In some applications, depending on the number of supercapacitor stacks, the output voltage of the supercapacitor module can be very low (typically in transport applications). In these situations it is necessary to connect in series one DC/DC converter able to increase the voltage up to the level that is required by the addressed application. When the voltage is very low, it is possible to use as power semiconductor the MOSFET technology. This technology can work with a very high commutation frequency. When the DC/DC converter works at high frequency the power density is very high (lower volume and weight). The addressed exploitable Foreground consists in one DC/DC high frequency modular converter. It includes the specific design methodology developed for this topology, the embedded primary control software and the power electronic hardware of the converter. As an evaluation example one DC/DC converter that uses this technology has been built and tested. (Vin 50V, Vout 420V, 100 kHz, 100 kW).

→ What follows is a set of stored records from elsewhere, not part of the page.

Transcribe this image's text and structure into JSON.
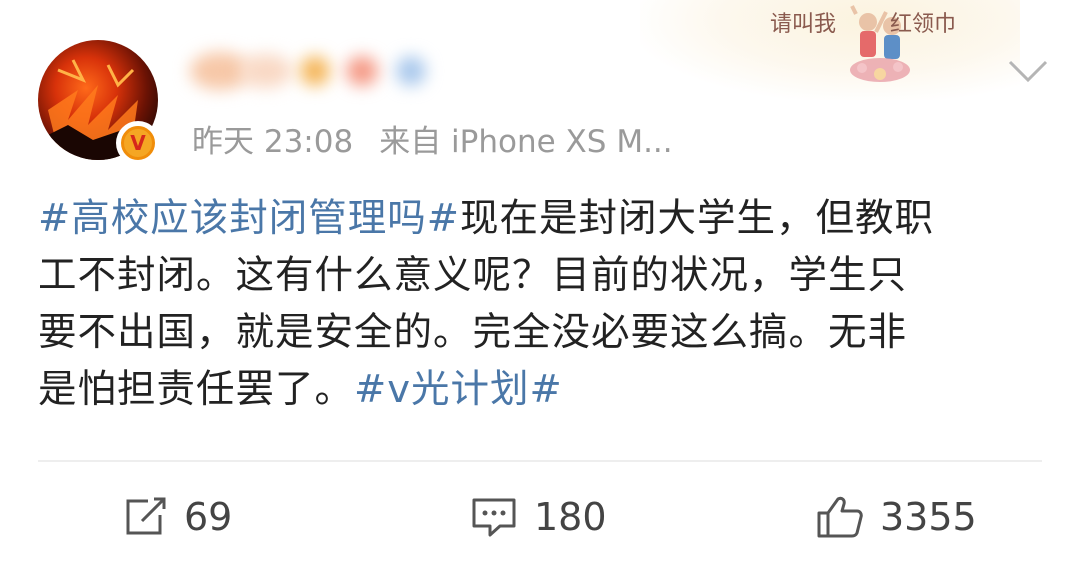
{
  "banner": {
    "text_left": "请叫我",
    "text_right": "红领巾"
  },
  "post": {
    "time": "昨天 23:08",
    "source": "来自 iPhone XS M...",
    "hashtag1": "#高校应该封闭管理吗#",
    "line1_rest": "现在是封闭大学生，但教职",
    "line2": "工不封闭。这有什么意义呢？目前的状况，学生只",
    "line3": "要不出国，就是安全的。完全没必要这么搞。无非",
    "line4_text": "是怕担责任罢了。",
    "hashtag2": "#v光计划#"
  },
  "actions": {
    "repost_count": "69",
    "comment_count": "180",
    "like_count": "3355"
  },
  "colors": {
    "link": "#4a77a8",
    "meta": "#9a9a9a",
    "badge": "#f5a623"
  }
}
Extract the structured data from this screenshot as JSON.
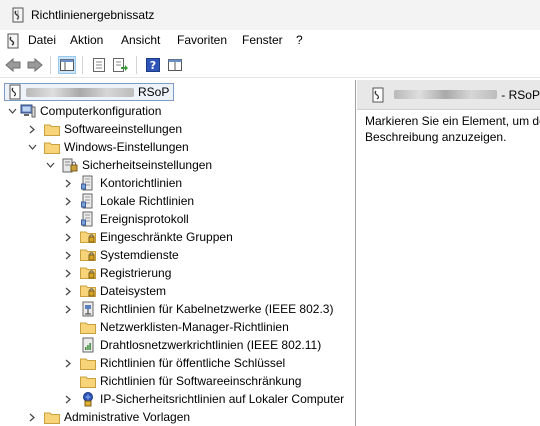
{
  "window": {
    "title": "Richtlinienergebnissatz"
  },
  "menu": {
    "items": [
      "Datei",
      "Aktion",
      "Ansicht",
      "Favoriten",
      "Fenster",
      "?"
    ]
  },
  "tree": {
    "root_suffix": "RSoP",
    "computer_config": "Computerkonfiguration",
    "software_settings": "Softwareeinstellungen",
    "windows_settings": "Windows-Einstellungen",
    "security_settings": "Sicherheitseinstellungen",
    "security_children": [
      "Kontorichtlinien",
      "Lokale Richtlinien",
      "Ereignisprotokoll",
      "Eingeschränkte Gruppen",
      "Systemdienste",
      "Registrierung",
      "Dateisystem",
      "Richtlinien für Kabelnetzwerke (IEEE 802.3)",
      "Netzwerklisten-Manager-Richtlinien",
      "Drahtlosnetzwerkrichtlinien (IEEE 802.11)",
      "Richtlinien für öffentliche Schlüssel",
      "Richtlinien für Softwareeinschränkung",
      "IP-Sicherheitsrichtlinien auf Lokaler Computer"
    ],
    "admin_templates": "Administrative Vorlagen"
  },
  "details": {
    "header_suffix": "- RSoP",
    "description": "Markieren Sie ein Element, um dessen Beschreibung anzuzeigen."
  }
}
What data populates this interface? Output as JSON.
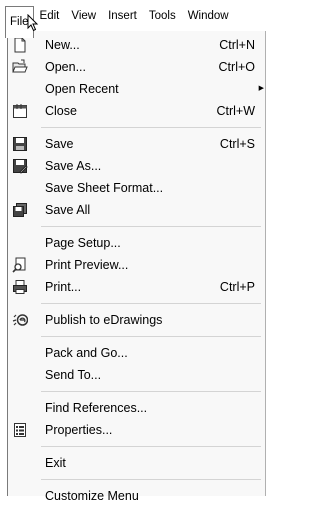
{
  "menubar": {
    "items": [
      "File",
      "Edit",
      "View",
      "Insert",
      "Tools",
      "Window"
    ]
  },
  "menu": {
    "new": {
      "label": "New...",
      "shortcut": "Ctrl+N"
    },
    "open": {
      "label": "Open...",
      "shortcut": "Ctrl+O"
    },
    "open_recent": {
      "label": "Open Recent"
    },
    "close": {
      "label": "Close",
      "shortcut": "Ctrl+W"
    },
    "save": {
      "label": "Save",
      "shortcut": "Ctrl+S"
    },
    "save_as": {
      "label": "Save As..."
    },
    "save_sheet_format": {
      "label": "Save Sheet Format..."
    },
    "save_all": {
      "label": "Save All"
    },
    "page_setup": {
      "label": "Page Setup..."
    },
    "print_preview": {
      "label": "Print Preview..."
    },
    "print": {
      "label": "Print...",
      "shortcut": "Ctrl+P"
    },
    "publish": {
      "label": "Publish to eDrawings"
    },
    "pack_and_go": {
      "label": "Pack and Go..."
    },
    "send_to": {
      "label": "Send To..."
    },
    "find_references": {
      "label": "Find References..."
    },
    "properties": {
      "label": "Properties..."
    },
    "exit": {
      "label": "Exit"
    },
    "customize": {
      "label": "Customize Menu"
    }
  },
  "icons": {
    "new": "new-document-icon",
    "open": "open-folder-icon",
    "close": "close-document-icon",
    "save": "save-floppy-icon",
    "save_as": "save-as-icon",
    "save_all": "save-all-icon",
    "print_preview": "print-preview-icon",
    "print": "printer-icon",
    "publish": "edrawings-icon",
    "properties": "properties-icon"
  }
}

100 kW DC-DC bidirectional boost converter (Vin 300V, Vout 700V, 15 kHz, 100 kW). Owner party: CEIT
When the volume is not a hard restriction, it is possible to build supercapacitor modules with a high operating output voltage. On the other hand if the nominal voltage of the addressed application is very high (higher than 600 VDC or 400 VAC) it is not possible to use the MOSTEF technology and more traditional IGBT semiconductors shall be used. These semiconductors can't work with commutation frequencies higher than 20 kHz. The addressed exploitable Foreground consists in one DC/DC medium frequency modular converter based on a full bidirectional back/boost converter. It includes the specific design methodology developed for this topology, the embedded primary control software and the power electronic hardware of the converter. As an evaluation example one DC/DC converter that uses this technology has been built and tested. (Vin 300V, Vout 700V, 15 kHz, 100 kW).

Use of mixtures of an Ionic Liquid. Owner party: IMDEA
A new electrolyte made of a blend of an Ionic Liquid (PYR14TFSI) and an organic solvent (Acetonitrile) has been identified as a potentially exploitable result. To make this electrolyte fully useful it is necessary its marriage with activated carbon electrodes pairs, with tailored mass loadings of each electrode.

3.4.2 Protection of the IPR associated to the result
Throughout the project, the IPR Office of the project has identified the foreground generated in the project. Annex A.1 presents the final report of the IPR Office where the ownership of the generated foreground is identified. Annex A.2 summarizes he publications declared as foreground by each partner of the consortium.

3.4.3 Definition of a specific explotation plan for each result
This section presents the explotation intentions and strategy of the HESCAP partners according to the rules established by the IPR the ownership of some exploitable results. The objective is to incentive some actions from partners and launch possible commercial initiatitives.

CEIT is a non-profit research centre whose core mission is to serve the industrial sector by carrying out R&D projects. Therefore, CEIT will exploit the knowledge gathered within HESCAP in the Power Electronics area by means of research and development projects with the local industry. This will ensure that this knowledge is transferred to the industrial sector.

4 USE AND DISSEMINATION FOREGROUND
4.1 SECTION A- PLAN FOR DISSEMINATION
The dissemination plan that was described in the DoW document is summarized in the next Table where four of the five key elements for a dissemination plan are included with the exception of the Messages, which had to be customized for each specific case.

List of Websites:
http://www.hescap.eu/

Related documents